- Australian Netflix and Stan subscribers may soon be forced to pay an additional amount to enjoy their favorite streaming services.
- The proposal that was sent to 50 service providers is asking for their feedback, so it may change in the future.
- Right now, it’s unknown how much ISPs would charge for a ‘streaming services tax’.
According to the Commsday news platform, the Australian broadband access network provider (NBN Co) has sent a proposal to its partners, asking them their take on a possible ‘streaming services tax.’ Not all data on the Internet is created equal, and NBN Co believes that different types of data should be charged differently as well. That said, they are urging service providers in the country like Telstra, TPG, and Optus to consider if charging Netflix, Stan, and Disney+ subscribers an additional amount would be feasible.

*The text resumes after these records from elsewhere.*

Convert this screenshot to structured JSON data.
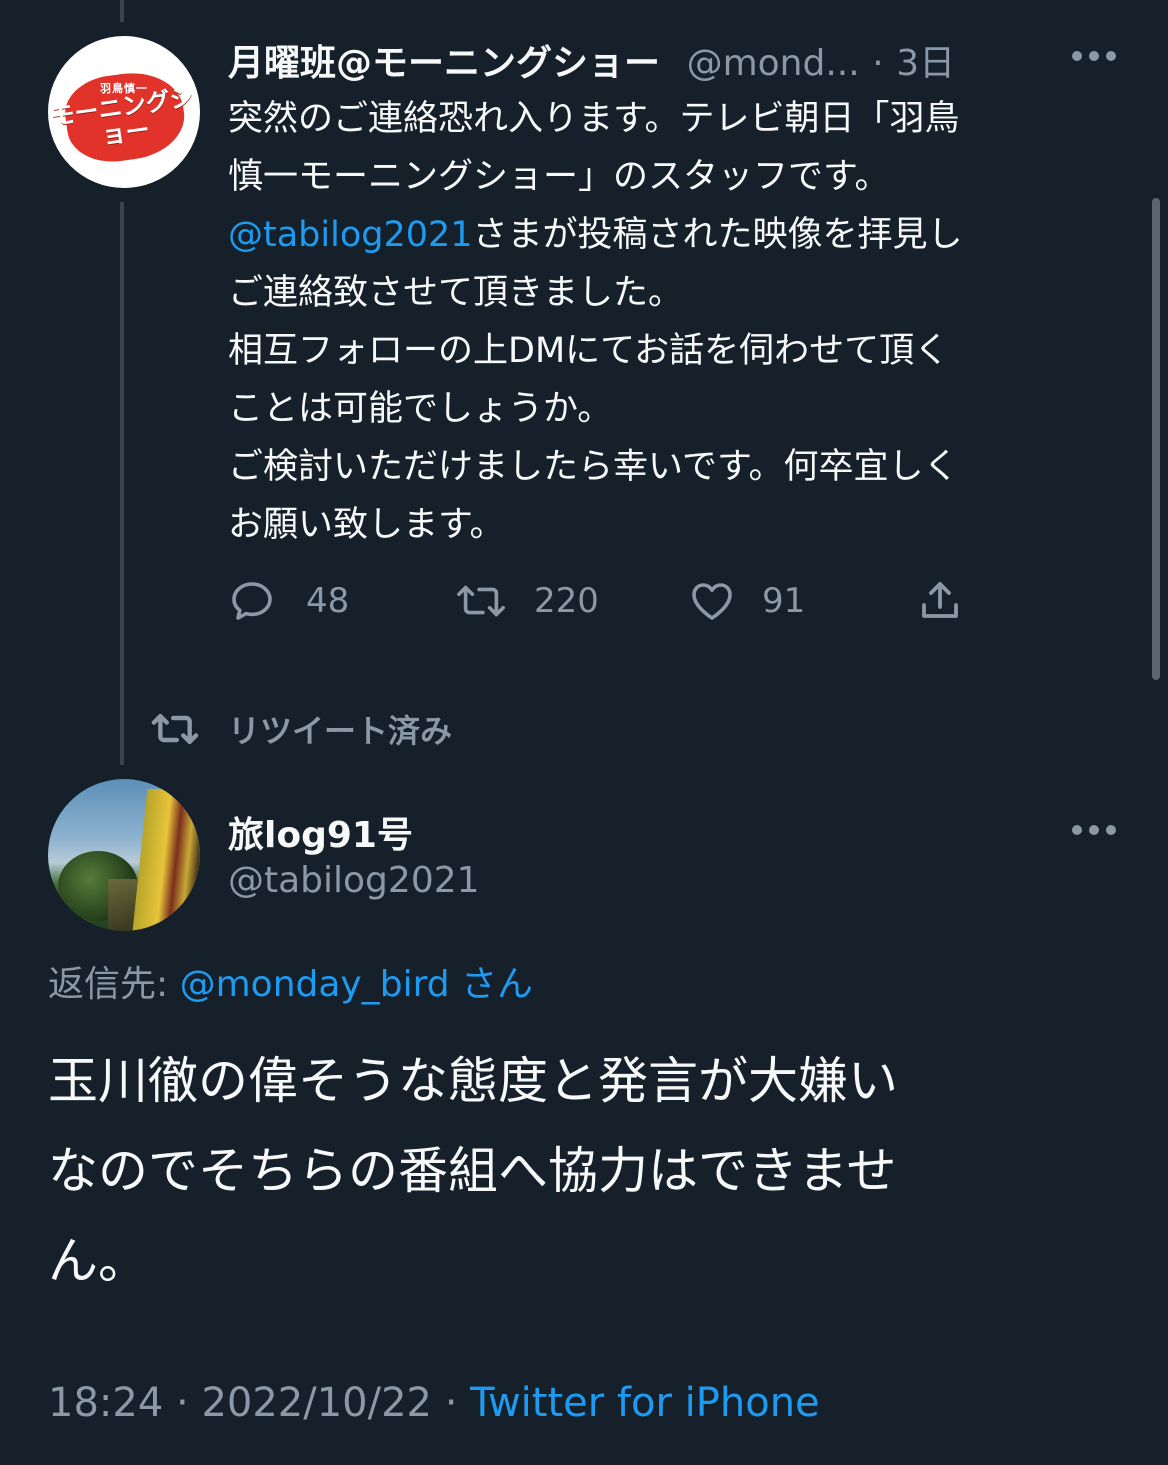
{
  "quoted_tweet": {
    "avatar": {
      "top_text": "羽鳥慎一",
      "main_text": "モーニングショー",
      "colors": {
        "blob": "#e2332b",
        "bg": "#ffffff"
      }
    },
    "display_name": "月曜班@モーニングショー",
    "handle": "@mond...",
    "separator": "·",
    "time": "3日",
    "text_lines": [
      "突然のご連絡恐れ入ります。テレビ朝日「羽鳥",
      "慎一モーニングショー」のスタッフです。",
      "さまが投稿された映像を拝見し",
      "ご連絡致させて頂きました。",
      "相互フォローの上DMにてお話を伺わせて頂く",
      "ことは可能でしょうか。",
      "ご検討いただけましたら幸いです。何卒宜しく",
      "お願い致します。"
    ],
    "mention": "@tabilog2021",
    "actions": {
      "reply": {
        "icon": "reply-icon",
        "count": "48"
      },
      "retweet": {
        "icon": "retweet-icon",
        "count": "220"
      },
      "like": {
        "icon": "heart-icon",
        "count": "91"
      },
      "share": {
        "icon": "share-icon"
      }
    }
  },
  "retweeted_label": "リツイート済み",
  "main_tweet": {
    "display_name": "旅log91号",
    "handle": "@tabilog2021",
    "reply_prefix": "返信先:",
    "reply_mention": "@monday_bird",
    "reply_suffix": "さん",
    "text_lines": [
      "玉川徹の偉そうな態度と発言が大嫌い",
      "なのでそちらの番組へ協力はできませ",
      "ん。"
    ],
    "time": "18:24",
    "separator": "·",
    "date": "2022/10/22",
    "source": "Twitter for iPhone"
  },
  "colors": {
    "background": "#15202b",
    "text": "#f7f9f9",
    "secondary": "#8b98a5",
    "link": "#1d9bf0"
  }
}
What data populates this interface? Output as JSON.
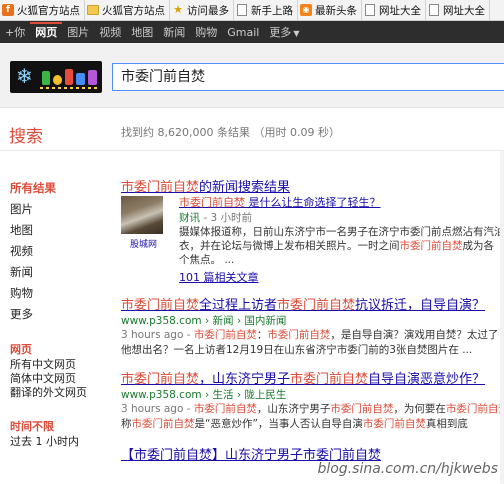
{
  "bookmarks": [
    {
      "label": "火狐官方站点",
      "icon": "firefox-icon"
    },
    {
      "label": "火狐官方站点",
      "icon": "folder-icon"
    },
    {
      "label": "访问最多",
      "icon": "star-icon"
    },
    {
      "label": "新手上路",
      "icon": "page-icon"
    },
    {
      "label": "最新头条",
      "icon": "rss-icon"
    },
    {
      "label": "网址大全",
      "icon": "page-icon"
    },
    {
      "label": "网址大全",
      "icon": "page-icon"
    }
  ],
  "gbar": {
    "plus": "+你",
    "items": [
      "网页",
      "图片",
      "视频",
      "地图",
      "新闻",
      "购物",
      "Gmail"
    ],
    "more": "更多"
  },
  "search": {
    "query": "市委门前自焚"
  },
  "left_title": "搜索",
  "stats": "找到约 8,620,000 条结果 （用时 0.09 秒）",
  "leftnav": {
    "items": [
      "所有结果",
      "图片",
      "地图",
      "视频",
      "新闻",
      "购物",
      "更多"
    ],
    "section1": {
      "title": "网页",
      "items": [
        "所有中文网页",
        "简体中文网页",
        "翻译的外文网页"
      ]
    },
    "section2": {
      "title": "时间不限",
      "items": [
        "过去 1 小时内"
      ]
    }
  },
  "news_block": {
    "title_hl": "市委门前自焚",
    "title_rest": "的新闻搜索结果",
    "thumb_source": "股城网",
    "sub_hl": "市委门前自焚",
    "sub_rest": " 是什么让生命选择了轻生？",
    "source": "财讯",
    "time": " - 3 小时前",
    "snippet1": "摄媒体报道称，日前山东济宁市一名男子在济宁市委门前点燃沾有汽油的",
    "snippet2a": "衣，并在论坛与微博上发布相关照片。一时之间",
    "snippet2b": "市委门前自焚",
    "snippet2c": "成为各",
    "snippet3": "个焦点。 ...",
    "related": "101 篇相关文章"
  },
  "results": [
    {
      "title_a": "市委门前自焚",
      "title_b": "全过程上访者",
      "title_c": "市委门前自焚",
      "title_d": "抗议拆迁，自导自演？",
      "url": "www.p358.com",
      "crumb": " › 新闻 › 国内新闻",
      "time": "3 hours ago - ",
      "s1a": "市委门前自焚",
      "s1b": "：",
      "s1c": "市委门前自焚",
      "s1d": "，是自导自演？演戏用自焚？太过了",
      "s2": "他想出名？一名上访者12月19日在山东省济宁市委门前的3张自焚图片在 ..."
    },
    {
      "title_a": "市委门前自焚",
      "title_b": "，山东济宁男子",
      "title_c": "市委门前自焚",
      "title_d": "自导自演恶意炒作？",
      "url": "www.p358.com",
      "crumb": " › 生活 › 陇上民生",
      "time": "3 hours ago - ",
      "s1a": "市委门前自焚",
      "s1b": "，山东济宁男子",
      "s1c": "市委门前自焚",
      "s1d": "，为何要在",
      "s1e": "市委门前自焚",
      "s2a": "称",
      "s2b": "市委门前自焚",
      "s2c": "是“恶意炒作”，当事人否认自导自演",
      "s2d": "市委门前自焚",
      "s2e": "真相到底"
    },
    {
      "title": "【市委门前自焚】山东济宁男子市委门前自焚"
    }
  ],
  "watermark": "blog.sina.com.cn/hjkwebs"
}
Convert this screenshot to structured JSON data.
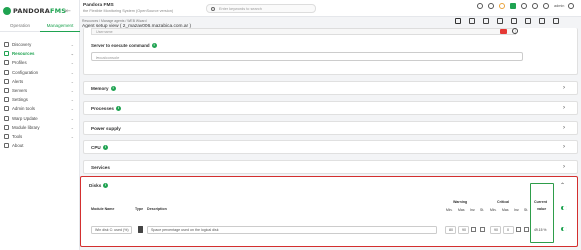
{
  "brand": {
    "name_part1": "PANDORA",
    "name_part2": "FMS"
  },
  "sidebar": {
    "tabs": [
      {
        "label": "Operation"
      },
      {
        "label": "Management"
      }
    ],
    "items": [
      {
        "label": "Discovery"
      },
      {
        "label": "Resources"
      },
      {
        "label": "Profiles"
      },
      {
        "label": "Configuration"
      },
      {
        "label": "Alerts"
      },
      {
        "label": "Servers"
      },
      {
        "label": "Settings"
      },
      {
        "label": "Admin tools"
      },
      {
        "label": "Warp Update"
      },
      {
        "label": "Module library"
      },
      {
        "label": "Tools"
      },
      {
        "label": "About"
      }
    ]
  },
  "header": {
    "app_title": "Pandora FMS",
    "app_subtitle": "the Flexible Monitoring System (OpenSource version)",
    "search_placeholder": "Enter keywords to search",
    "user": "admin"
  },
  "page": {
    "breadcrumb": "Resources / Manage agents / WEB Wizard",
    "title": "Agent setup view ( 2_mazav006.mazabica.com.ar )"
  },
  "top_section": {
    "field_placeholder": "Username",
    "exec_label": "Server to execute command",
    "exec_value": "Localconsole"
  },
  "sections": [
    {
      "label": "Memory",
      "has_info": true
    },
    {
      "label": "Processes",
      "has_info": true
    },
    {
      "label": "Power supply",
      "has_info": false
    },
    {
      "label": "CPU",
      "has_info": true
    },
    {
      "label": "Services",
      "has_info": false
    }
  ],
  "disks": {
    "label": "Disks",
    "headers": {
      "module_name": "Module Name",
      "type": "Type",
      "description": "Description",
      "warning": "Warning",
      "critical": "Critical",
      "min": "Min.",
      "max": "Max.",
      "inv": "Inv.",
      "str": "St.",
      "current": "Current",
      "value": "value"
    },
    "row": {
      "module_name": "Win disk C: used (%)",
      "description": "Space percentage used on the logical disk",
      "warn_min": "80",
      "warn_max": "90",
      "crit_min": "90",
      "crit_max": "0",
      "current_value": "49.15 %"
    }
  },
  "colors": {
    "accent": "#1fa351",
    "highlight": "#d32f2f"
  }
}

The proposal was sent to 50 retail service providers so that a comprehensive feedback framework can be built from their responses. The main question that was addressed to the RSPs is the following: “Would your organization support the development of a price response whereby charging of streaming video could be differentiated from the charging of other traffic/services? Would your organization be likely to productize such a mechanism if developed by NBN?”
The number of Netflix subscribers in Australia has increased to about 11.2 million users, while Stan counts another 2.6 million people. Other services such as YouTube Premium and Amazon Prime also maintain userbases of notable size, with 1.25 million and 600 thousand users respectively. This means that the taxation of these services would affect many people in the country right now, and could possibly put a brake on the amazing growth that all of these services enjoy at the moment. The rise in the price, however, wouldn’t be the only reason for the Aussies to object to this new proposal.

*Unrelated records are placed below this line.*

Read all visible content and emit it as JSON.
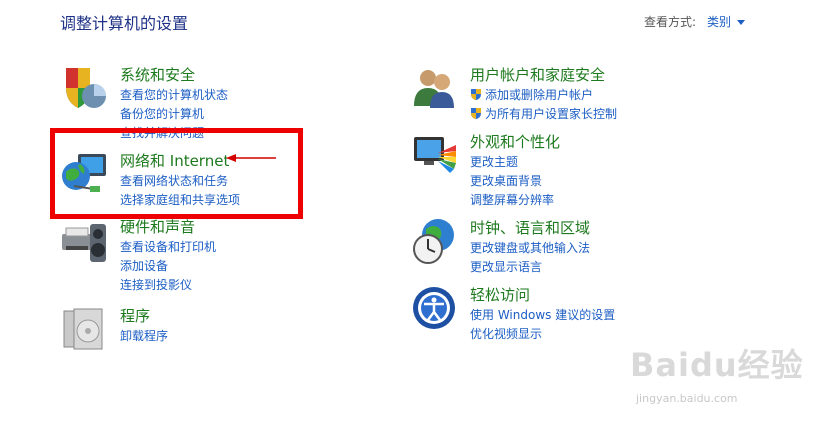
{
  "header": {
    "title": "调整计算机的设置",
    "view_by_label": "查看方式:",
    "view_by_value": "类别"
  },
  "categories": [
    {
      "title": "系统和安全",
      "icon": "system-security-icon",
      "links": [
        "查看您的计算机状态",
        "备份您的计算机",
        "查找并解决问题"
      ]
    },
    {
      "title": "网络和 Internet",
      "icon": "network-internet-icon",
      "links": [
        "查看网络状态和任务",
        "选择家庭组和共享选项"
      ]
    },
    {
      "title": "硬件和声音",
      "icon": "hardware-sound-icon",
      "links": [
        "查看设备和打印机",
        "添加设备",
        "连接到投影仪"
      ]
    },
    {
      "title": "程序",
      "icon": "programs-icon",
      "links": [
        "卸载程序"
      ]
    },
    {
      "title": "用户帐户和家庭安全",
      "icon": "user-accounts-icon",
      "links": [
        "添加或删除用户帐户",
        "为所有用户设置家长控制"
      ]
    },
    {
      "title": "外观和个性化",
      "icon": "appearance-icon",
      "links": [
        "更改主题",
        "更改桌面背景",
        "调整屏幕分辨率"
      ]
    },
    {
      "title": "时钟、语言和区域",
      "icon": "clock-language-icon",
      "links": [
        "更改键盘或其他输入法",
        "更改显示语言"
      ]
    },
    {
      "title": "轻松访问",
      "icon": "ease-of-access-icon",
      "links": [
        "使用 Windows 建议的设置",
        "优化视频显示"
      ]
    }
  ],
  "watermark": {
    "main": "Baidu经验",
    "sub": "jingyan.baidu.com"
  },
  "colors": {
    "title_blue": "#1e3287",
    "category_green": "#1e7a1e",
    "link_blue": "#1c5ec4",
    "highlight_red": "#ee0000"
  }
}
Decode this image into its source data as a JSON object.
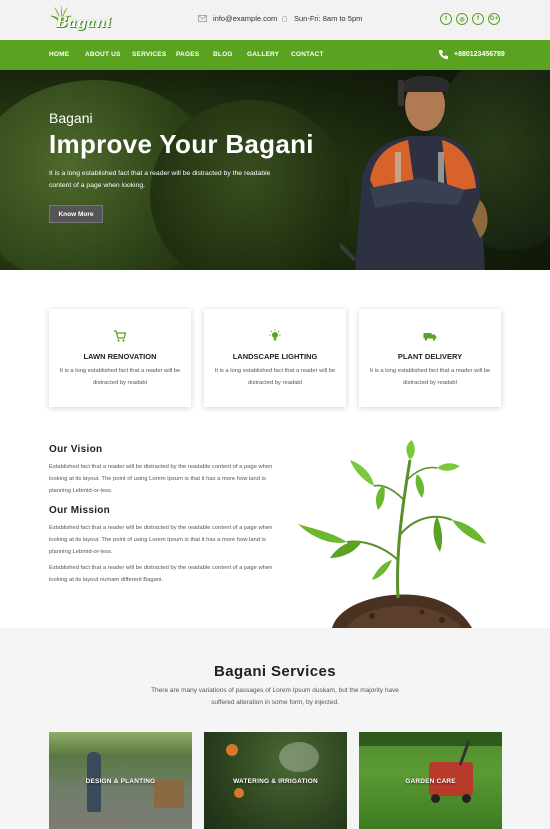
{
  "header": {
    "logo_text": "Bagani",
    "email": "info@example.com",
    "hours": "Sun-Fri: 8am to 5pm",
    "social_icons": [
      "twitter-icon",
      "instagram-icon",
      "facebook-icon",
      "google-plus-icon"
    ],
    "social_glyphs": [
      "t",
      "◎",
      "f",
      "G+"
    ]
  },
  "nav": {
    "items": [
      "HOME",
      "ABOUT US",
      "SERVICES",
      "PAGES",
      "BLOG",
      "GALLERY",
      "CONTACT"
    ],
    "phone": "+880123456789"
  },
  "hero": {
    "subtitle": "Bagani",
    "title": "Improve Your Bagani",
    "text": "It is a long established fact that a reader will be distracted by the readable content of a page when looking.",
    "button": "Know More"
  },
  "features": [
    {
      "icon": "cart-icon",
      "title": "LAWN RENOVATION",
      "text": "It is a long established fact that a reader will be distracted by readabl"
    },
    {
      "icon": "bulb-icon",
      "title": "LANDSCAPE LIGHTING",
      "text": "It is a long established fact that a reader will be distracted by readabl"
    },
    {
      "icon": "truck-icon",
      "title": "PLANT DELIVERY",
      "text": "It is a long established fact that a reader will be distracted by readabl"
    }
  ],
  "about": {
    "vision_title": "Our Vision",
    "vision_text": "Established fact that a reader will be distracted by the readable content of a page when looking at its layout. The point of using Lorem Ipsum is that it has a more how land is planning Lebmid-or-less.",
    "mission_title": "Our Mission",
    "mission_text_1": "Established fact that a reader will be distracted by the readable content of a page when looking at its layout. The point of using Lorem Ipsum is that it has a more how land is planning Lebmid-or-less.",
    "mission_text_2": "Established fact that a reader will be distracted by the readable content of a page when looking at its layout numam different Bagani."
  },
  "services": {
    "title": "Bagani Services",
    "text": "There are many variations of passages of Lorem Ipsum duskam, but the majority have suffered alteration in some form, by injected.",
    "items": [
      "DESIGN & PLANTING",
      "WATERING & IRRIGATION",
      "GARDEN CARE"
    ]
  },
  "colors": {
    "accent": "#5aa321",
    "topbar": "#f2f2f2",
    "services_bg": "#f5f5f5"
  }
}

Privacy is another sector that is going to take a blow if the proposal is accepted by the RPSs since the provider of the telecom infrastructure would then tap into the usage data of their customers. Right now, people can use their Internet connections and the data that comes and goes without having anyone monitoring what type of services they are using. Not many would happily give away this elementary form of privacy on how they choose to use their Internet connections.

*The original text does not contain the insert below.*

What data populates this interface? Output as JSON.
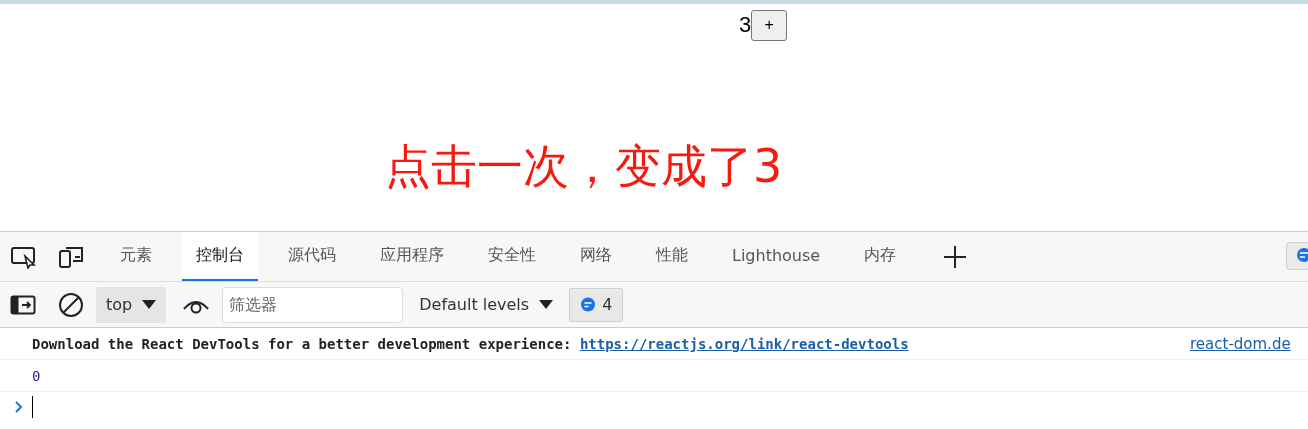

Still, we’re at the stage of the formulation right now, and until the RSPs show what side they prefer to take on this matter, we will not be in a position assume anything definitive. It is likely though that the RSPs will not accept the proposal, not even as a generic framework for a revised version. Finally, consumer-rights organizations, like the ACCC who has been vocal on things that concern Internet usage, are expected to oppose this.